DAST should be performed by a security expert who has experience in identifying vulnerabilities in web applications. However, automated DAST tools are also available which can help scan the application for common security vulnerabilities.
Why is DAST important?
DAST is a newer testing method and has gained popularity for good reasons. When you perform DAST at every stage of development, you make sure that the application is secure from the ground up. This can help prevent costly security breaches that can damage your business’ reputation and cost you a great loss of customers. Because of how effective DAST has proven to be, all businesses should consider using this security testing method.
Top 5 DAST Tools
There are many different DAST tools available, but here are five of the most popular:
- Astra Pentest: This is an automated penetration testing tool that can also be used for DAST. The best part about it is that it can even work with SaaS (Software-as-a-Service) cloud applications. It is also designed to test for the OWASP top ten. Astra Security also provides manual testing should you require it. So if you are looking for a commercial web application security testing tool, look no further.
- WebInspect: A commercial automated DAST tool made by HP that scans for a wide range of vulnerabilities, including cross-site scripting (XSS), SQL injection, and remote code execution. It works well to detect configuration issues.
- OWASP Zed Attack Proxy (ZAP): Performing your first scan with ZAP is as easy as entering the website URL. This one certainly covers the OWASP top ten since it is developed by the same foundation. ZAP is great because it’s free and suggests tips for fixing each vulnerability as well as giving you a risk rating which you can use to prioritise which bug to fix first.

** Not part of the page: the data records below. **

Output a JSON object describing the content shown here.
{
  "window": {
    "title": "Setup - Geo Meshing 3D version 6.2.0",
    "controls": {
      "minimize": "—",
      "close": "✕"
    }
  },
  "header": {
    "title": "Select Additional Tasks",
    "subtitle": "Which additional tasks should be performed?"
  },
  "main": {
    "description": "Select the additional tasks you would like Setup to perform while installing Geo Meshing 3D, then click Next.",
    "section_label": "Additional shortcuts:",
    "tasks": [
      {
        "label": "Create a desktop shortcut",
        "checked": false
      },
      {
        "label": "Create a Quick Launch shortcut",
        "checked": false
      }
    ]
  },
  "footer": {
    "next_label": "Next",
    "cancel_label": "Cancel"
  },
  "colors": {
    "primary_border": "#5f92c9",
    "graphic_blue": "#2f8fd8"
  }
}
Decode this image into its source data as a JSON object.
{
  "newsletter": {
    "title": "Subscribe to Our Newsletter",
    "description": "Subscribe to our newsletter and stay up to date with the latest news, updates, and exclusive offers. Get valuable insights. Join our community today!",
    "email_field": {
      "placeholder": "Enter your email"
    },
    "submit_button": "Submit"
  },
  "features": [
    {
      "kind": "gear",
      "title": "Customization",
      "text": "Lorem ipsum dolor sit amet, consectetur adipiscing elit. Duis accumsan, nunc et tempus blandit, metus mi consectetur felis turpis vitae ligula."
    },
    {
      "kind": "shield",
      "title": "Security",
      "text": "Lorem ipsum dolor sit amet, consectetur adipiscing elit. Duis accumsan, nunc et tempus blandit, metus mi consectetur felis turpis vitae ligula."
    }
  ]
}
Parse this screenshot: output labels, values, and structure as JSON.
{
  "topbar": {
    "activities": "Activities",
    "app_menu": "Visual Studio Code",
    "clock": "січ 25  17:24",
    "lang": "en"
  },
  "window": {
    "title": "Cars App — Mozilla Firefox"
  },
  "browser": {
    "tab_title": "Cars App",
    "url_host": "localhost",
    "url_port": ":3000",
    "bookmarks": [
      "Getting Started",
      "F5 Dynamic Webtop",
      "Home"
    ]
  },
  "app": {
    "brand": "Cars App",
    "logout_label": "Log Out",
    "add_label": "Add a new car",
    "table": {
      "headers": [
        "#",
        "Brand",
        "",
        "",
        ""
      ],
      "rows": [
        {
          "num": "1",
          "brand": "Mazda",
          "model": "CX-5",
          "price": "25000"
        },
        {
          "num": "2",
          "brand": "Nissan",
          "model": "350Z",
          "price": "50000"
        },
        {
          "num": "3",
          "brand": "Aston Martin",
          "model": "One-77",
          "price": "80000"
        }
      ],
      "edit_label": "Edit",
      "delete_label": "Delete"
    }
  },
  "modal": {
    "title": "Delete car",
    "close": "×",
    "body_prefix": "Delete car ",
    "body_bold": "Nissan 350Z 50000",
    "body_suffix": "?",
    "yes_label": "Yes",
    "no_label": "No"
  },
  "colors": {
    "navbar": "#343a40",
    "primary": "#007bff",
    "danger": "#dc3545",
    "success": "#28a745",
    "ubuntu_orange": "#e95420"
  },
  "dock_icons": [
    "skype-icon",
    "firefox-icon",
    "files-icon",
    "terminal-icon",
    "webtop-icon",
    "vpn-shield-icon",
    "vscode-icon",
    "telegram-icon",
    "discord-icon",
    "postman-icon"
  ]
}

- Burp Suite Pro: This is an integrated platform and has both a scanner and a proxy that you can use to intercept traffic between the client and server. This allows you to modify requests and responses, making it possible to test for vulnerabilities that would otherwise be difficult or impossible to exploit.
- HCL AppScan: This was first developed by IBM and is now owned by HCL. It is a commercial web application security scanner that can be used to identify vulnerabilities in applications across different platforms, such as Java, .NET, and PHP.
Steps to Perform DAST
Now that we’ve discussed what is DAST, what are the different types, and who should perform it, let’s take a look at the steps involved in performing DAST:
Step One: Identify the web application to be tested.
Step Two: Gather information such as user id, passwords, important URLs, etc.
Step Three: Select the type of DAST to be performed.
Step Four: Select your tools and/or resources for carrying out the test.
Step Five: Begin testing the web application for vulnerabilities.
Step Six: Review the results and fix any vulnerabilities that were identified.
Go on to repeat these six steps for every stage of development, and until no more serious threats persist.
In conclusion, dynamic application security testing should be considered by all businesses as an important step in securing their web applications. DAST is a newer testing method that has proven to be quite effective in identifying vulnerabilities in web applications. There are numerous DAST tools available, but the five mentioned here are among the most well-known. When performing DAST, make sure you gather information about the web application first and select the right type of test for your needs. Then use your chosen tools to scan the application for vulnerabilities. Finally, review and fix as many security concerns as possible. Repeat these steps for every stage of development till major threats no longer persist.